- Donald Trump (3 million) and Bernie Sanders (68,500) – 90% real humans
- Jeb Bush – 89% out of 207,000
- Carly Fiorina – 87% out of 372,000
- Rick Santorum (233,000) and Rick Perry (294,000 and he’s a dog person) – 86% authentic humans each
- Marco Rubio – 84% out of 748,000
- Rand Paul and Ted Cruz (417,000 on the candidate handle) – 83% real live people, although Rand Paul has at least three Twitter handles, so no telling which one vocativ used
- Ben Carson – 82%, but again which handle? The presidential candidate handle doesn’t even have 3,000 followers (@RealBenCarson has 357,000)
- Mike Huckabee – 81% real out of 369,000
and the presidential candidate with the most fake Twitter followers, the one who is inflating the numbers to look good, just like everything else she does:

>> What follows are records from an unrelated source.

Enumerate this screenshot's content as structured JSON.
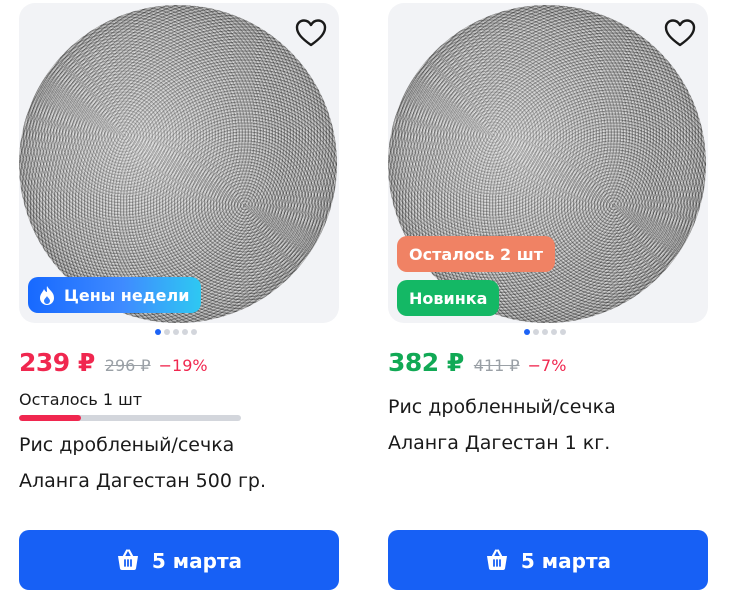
{
  "cards": [
    {
      "badges": {
        "week_label": "Цены недели"
      },
      "price": "239 ₽",
      "old_price": "296 ₽",
      "discount": "−19%",
      "stock_text": "Осталось 1 шт",
      "stock_level": 0.28,
      "title_line1": "Рис дробленый/сечка",
      "title_line2": "Аланга Дагестан 500 гр.",
      "cta_label": "5 марта"
    },
    {
      "badges": {
        "left_label": "Осталось 2 шт",
        "new_label": "Новинка"
      },
      "price": "382 ₽",
      "old_price": "411 ₽",
      "discount": "−7%",
      "title_line1": "Рис дробленный/сечка",
      "title_line2": "Аланга Дагестан 1 кг.",
      "cta_label": "5 марта"
    }
  ],
  "colors": {
    "accent": "#1760f5",
    "sale_red": "#f0274f",
    "price_green": "#11a955",
    "badge_new": "#14b865",
    "badge_left": "#f08264"
  },
  "icons": [
    "heart-icon",
    "fire-icon",
    "basket-icon"
  ]
}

Yes, that’s right, out of Hillary’s 3.68 million followers, 35% or 1.29 million of them are not real people. Yeah, no great shock. Donald Trump, attention whore that he might be, is more popular. (At least he’s honest.)
How does this happen, the honest American asks. Well, it seems that fake social media accounts are a big business. Not in the United States, of course, but according to a The Week piece, companies and candidates from all over the world put in orders to businesses in places like the Philippines where young, social media savvy workers sit in front of computer screens and create fake profiles all day long.
Most of the accounts [created] are sold to … digital middlemen — “click farms” as they have come to be known. Just as fast as Silicon Valley conjures something valuable from digital ephemera, click farms seek ways to create counterfeits. Just Google “buy Facebook likes” and you’ll see how easy it is to purchase black-market influence on the internet: 1,000 Facebook likes for $29.99; 1,000 Twitter followers for $12; or any other type of fake social media credential, from YouTube views to Pinterest followers to SoundCloud plays. Social media is now the engine of the internet, and that engine is running on some pretty suspect fuel.
So, how did Hillary Clinton get to be so popular? She bought the popularity, after all, perception is reality in the world of media driven imagery. Over a third of her Twitter followers are fake. It’s all a mirage. How long before the mainstream media and the public catch on? Not only is Hillary’s team fabricating accomplishments out of thin air, but they are bragging about social media support that doesn’t exist.